130 Australian Government to Addison

Cablegram 129 CANBERRA, 16 March 1946

MOST IMMEDIATE SECRET

Your 93 and 94 [1] Reparations from Japan.

1. We are in general agreement with the points made in your 93 paragraphs one and two and we agree with your view that the division of reparations should be [on] a broad political basis and with your proposal that this should be discussed by Far Eastern Commission.

2. As regards prior consultation between British Commonwealth countries we are anxious to avoid giving grounds for other[s] to treat the British Commonwealth as one unit for purposes of allocation of reparations and think it would be best if the suggested discussions could take place as part of the normal inter-Commonwealth consultation in Washington on Far Eastern Commission problems. Experts could participate in such consultation and might continue to work in Washington in relation to whatever inter-Allied reparations machinery may be set up.

3. We think decisions on reparations should be integrated closely with economic policy as laid down by FEC as this policy should determine availability. To effect this any inter-Allied reparations body should be subordinate to FEC. We do not agree with what we understand State Department officials have in mind, viz., the establishment of an independent inter-Allied Committee to translate FEC reparations policy into detail. [2]

Any such body should be responsible to FEC. [3] 4. Your telegrams do not mention restitution. We should appreciate your views. We note that the reparations committee of FEC has set up a subcommittee on restitution. [4]

1 Both dispatched on 8 March. They supported recommendations by E.

W. Pauley to the F.E.C. for early removal of industrial plant surplus to Japan's civilian economy, and also suggested expediting the reparations procedure by basing allocation of shares on broad political agreement, rather than on statistical data as had been the case with German reparations.

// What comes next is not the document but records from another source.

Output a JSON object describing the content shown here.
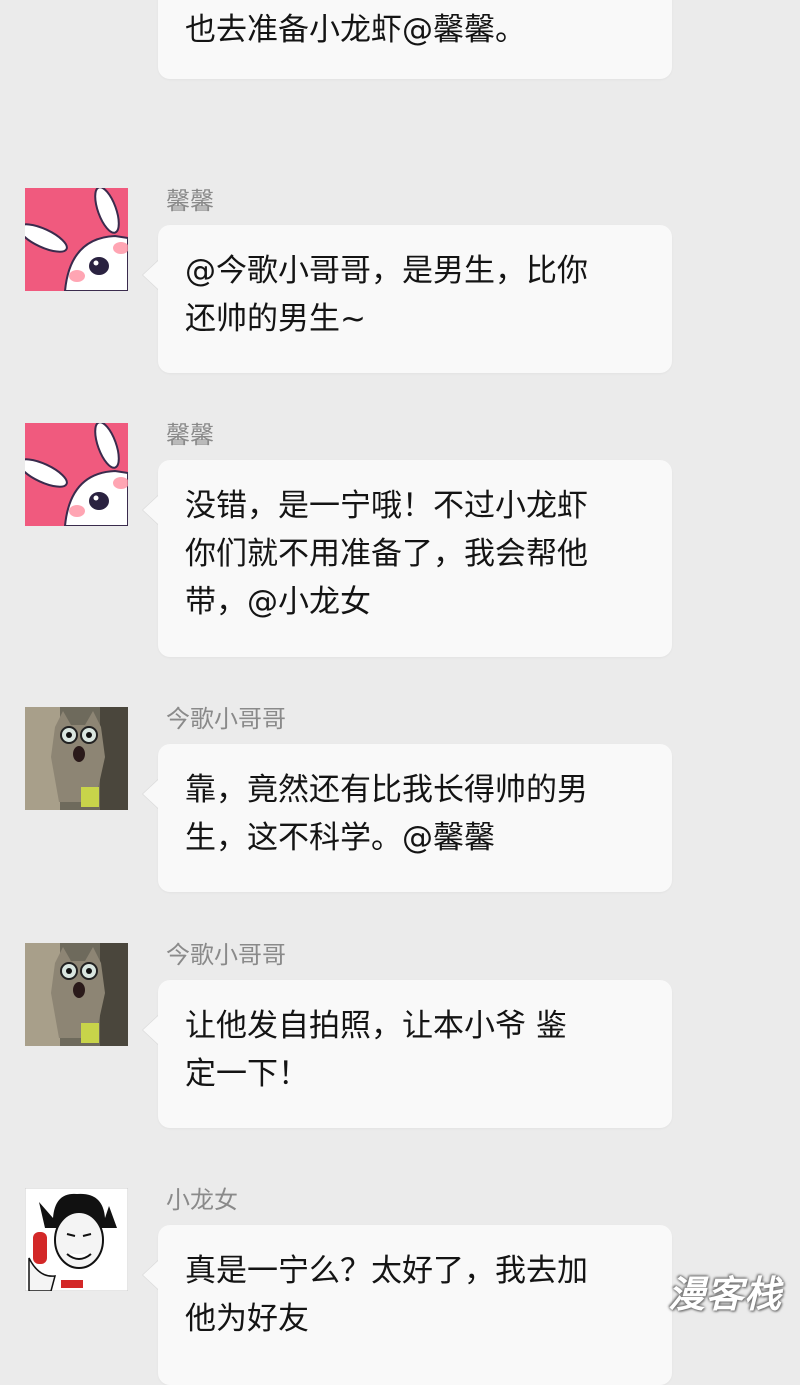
{
  "messages": [
    {
      "sender": "",
      "text": "也去准备小龙虾@馨馨。"
    },
    {
      "sender": "馨馨",
      "avatar": "bunny-avatar",
      "text": "@今歌小哥哥，是男生，比你\n还帅的男生~"
    },
    {
      "sender": "馨馨",
      "avatar": "bunny-avatar",
      "text": "没错，是一宁哦！不过小龙虾\n你们就不用准备了，我会帮他\n带，@小龙女"
    },
    {
      "sender": "今歌小哥哥",
      "avatar": "cat-avatar",
      "text": "靠，竟然还有比我长得帅的男\n生，这不科学。@馨馨"
    },
    {
      "sender": "今歌小哥哥",
      "avatar": "cat-avatar",
      "text": "让他发自拍照，让本小爷 鉴\n定一下！"
    },
    {
      "sender": "小龙女",
      "avatar": "meme-face-avatar",
      "text": "真是一宁么？太好了，我去加\n他为好友"
    }
  ],
  "watermark": "漫客栈",
  "colors": {
    "background": "#ebebeb",
    "bubble": "#f9f9f9",
    "sender_name": "#8a8a8a",
    "bunny_pink": "#f05a7e"
  }
}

2 Reported by Eggleston on 13 March. Administration of the policy would be undertaken by SCAP staff, and Allied governments be entitled to inspect equipment allocated to them.

3 Addison replied on 10 April, agreeing with the views expressed in paragraphs 2 and 3, though noting India's desire for discussions by Commonwealth experts prior to international negotiations, New Zealand's preference for postponement, and the Soviet Union's objection to F.E.C. consideration of seizure and disposition of Japanese overseas assets.

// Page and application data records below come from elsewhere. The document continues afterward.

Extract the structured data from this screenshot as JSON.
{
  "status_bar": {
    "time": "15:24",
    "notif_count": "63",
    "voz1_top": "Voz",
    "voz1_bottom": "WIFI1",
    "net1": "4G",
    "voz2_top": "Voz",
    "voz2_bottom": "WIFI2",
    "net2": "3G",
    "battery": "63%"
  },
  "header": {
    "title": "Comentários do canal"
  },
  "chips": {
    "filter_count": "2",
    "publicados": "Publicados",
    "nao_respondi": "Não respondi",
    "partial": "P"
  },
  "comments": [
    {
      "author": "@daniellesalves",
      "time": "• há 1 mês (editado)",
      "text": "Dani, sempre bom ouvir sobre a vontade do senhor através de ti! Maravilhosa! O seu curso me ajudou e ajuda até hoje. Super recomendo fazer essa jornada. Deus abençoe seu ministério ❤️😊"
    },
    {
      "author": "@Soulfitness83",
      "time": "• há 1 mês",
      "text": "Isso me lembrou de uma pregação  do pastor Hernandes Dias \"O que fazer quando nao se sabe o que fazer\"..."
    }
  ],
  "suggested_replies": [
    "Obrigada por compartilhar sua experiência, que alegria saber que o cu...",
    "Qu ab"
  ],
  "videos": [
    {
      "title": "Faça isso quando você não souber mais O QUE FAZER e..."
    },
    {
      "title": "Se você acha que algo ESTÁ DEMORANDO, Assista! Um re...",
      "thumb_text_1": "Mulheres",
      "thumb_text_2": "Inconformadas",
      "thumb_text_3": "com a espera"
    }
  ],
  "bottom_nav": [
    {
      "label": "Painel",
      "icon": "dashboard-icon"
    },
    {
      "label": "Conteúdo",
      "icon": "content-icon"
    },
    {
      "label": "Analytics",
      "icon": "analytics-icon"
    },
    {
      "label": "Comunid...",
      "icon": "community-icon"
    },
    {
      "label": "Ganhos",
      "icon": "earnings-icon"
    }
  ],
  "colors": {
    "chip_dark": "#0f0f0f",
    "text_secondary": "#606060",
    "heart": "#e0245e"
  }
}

4 The text of a U.K. draft agreement on restitution was transmitted on 3 April.

[AA:A1067, ER46/13/2/7]